You should desire to be the best you can be, have a focus, have a dream, keep the dream alive, believe in yourself and believe in God. It is quite surprising to me when I look back; time runs very fast. I left school about 21yrs ago, before you know what is happening you are one of the old guys. Now it’s tough for people to get places to do their house job not to talk of residency training. I heard about a cousin looking for house job for 5 months. The population is increasing and the competition is getting much stiffer. They shouldn’t be disenchanted. Am a product of one of the first private sector residency training program in Nigeria by Eye Foundation Hospital and when we trained here, we were supposed to be affiliated with a number of institutions which eventually did not pull through.
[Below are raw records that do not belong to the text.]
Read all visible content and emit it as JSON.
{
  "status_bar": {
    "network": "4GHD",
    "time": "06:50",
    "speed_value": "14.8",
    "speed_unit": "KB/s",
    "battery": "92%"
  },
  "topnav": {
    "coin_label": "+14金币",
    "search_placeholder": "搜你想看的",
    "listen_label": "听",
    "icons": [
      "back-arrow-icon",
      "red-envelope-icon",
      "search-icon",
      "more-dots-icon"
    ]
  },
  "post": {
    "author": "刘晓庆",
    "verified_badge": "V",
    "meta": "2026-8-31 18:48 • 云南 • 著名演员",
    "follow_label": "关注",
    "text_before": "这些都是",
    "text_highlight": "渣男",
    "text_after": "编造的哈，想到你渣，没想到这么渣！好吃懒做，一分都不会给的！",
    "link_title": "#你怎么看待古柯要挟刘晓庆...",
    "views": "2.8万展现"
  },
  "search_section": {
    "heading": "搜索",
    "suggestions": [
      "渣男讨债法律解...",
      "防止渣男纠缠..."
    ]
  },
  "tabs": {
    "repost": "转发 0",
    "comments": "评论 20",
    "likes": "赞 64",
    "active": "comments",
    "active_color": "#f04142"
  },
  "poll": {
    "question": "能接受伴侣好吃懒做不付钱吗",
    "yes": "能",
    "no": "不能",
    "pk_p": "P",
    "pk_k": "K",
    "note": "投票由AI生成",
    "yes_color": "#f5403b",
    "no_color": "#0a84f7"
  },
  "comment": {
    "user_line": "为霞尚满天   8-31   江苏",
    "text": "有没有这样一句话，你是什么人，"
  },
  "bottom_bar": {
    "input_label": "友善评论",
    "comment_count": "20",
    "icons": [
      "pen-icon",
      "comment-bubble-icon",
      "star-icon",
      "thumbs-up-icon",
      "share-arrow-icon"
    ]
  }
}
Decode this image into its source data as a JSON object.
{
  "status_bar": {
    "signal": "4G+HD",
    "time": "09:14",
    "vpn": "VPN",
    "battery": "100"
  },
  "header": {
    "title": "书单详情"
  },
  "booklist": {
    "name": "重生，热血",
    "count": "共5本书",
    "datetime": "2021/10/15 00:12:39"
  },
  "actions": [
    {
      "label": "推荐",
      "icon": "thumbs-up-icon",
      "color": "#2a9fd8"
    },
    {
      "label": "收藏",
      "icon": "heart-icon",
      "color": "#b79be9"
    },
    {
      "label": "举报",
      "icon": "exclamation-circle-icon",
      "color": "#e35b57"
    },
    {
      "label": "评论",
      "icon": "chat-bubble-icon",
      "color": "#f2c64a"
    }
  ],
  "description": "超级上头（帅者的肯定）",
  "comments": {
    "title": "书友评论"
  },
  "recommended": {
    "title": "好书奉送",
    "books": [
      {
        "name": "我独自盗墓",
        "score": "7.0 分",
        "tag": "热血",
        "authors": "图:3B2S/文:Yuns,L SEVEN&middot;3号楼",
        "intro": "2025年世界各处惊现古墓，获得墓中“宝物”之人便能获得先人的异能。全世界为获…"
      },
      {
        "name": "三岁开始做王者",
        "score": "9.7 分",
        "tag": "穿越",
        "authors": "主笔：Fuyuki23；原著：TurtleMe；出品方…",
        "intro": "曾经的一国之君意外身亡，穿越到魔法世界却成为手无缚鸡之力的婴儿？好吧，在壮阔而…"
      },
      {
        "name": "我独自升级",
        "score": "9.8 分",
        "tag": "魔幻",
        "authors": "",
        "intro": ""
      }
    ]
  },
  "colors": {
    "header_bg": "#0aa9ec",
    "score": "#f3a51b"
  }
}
In all those years, I had the conviction that I will have my opportunity one day and when my opportunity comes, I will show what I am made of. Sometimes it felt like we were going nowhere, we just kept working hard and then the opportunity came one day. We were able to sit for some exams and we passed. We were then able to do our clinical attachments in the UK and passed the exams. There is nothing we didn’t go through, but we faced the challenges. As things are getting tougher, more opportunities are opening up. There are so many specialties now in medicine that didn’t exist before and many specialties have been broken down. Just work hard and believe in God for the best.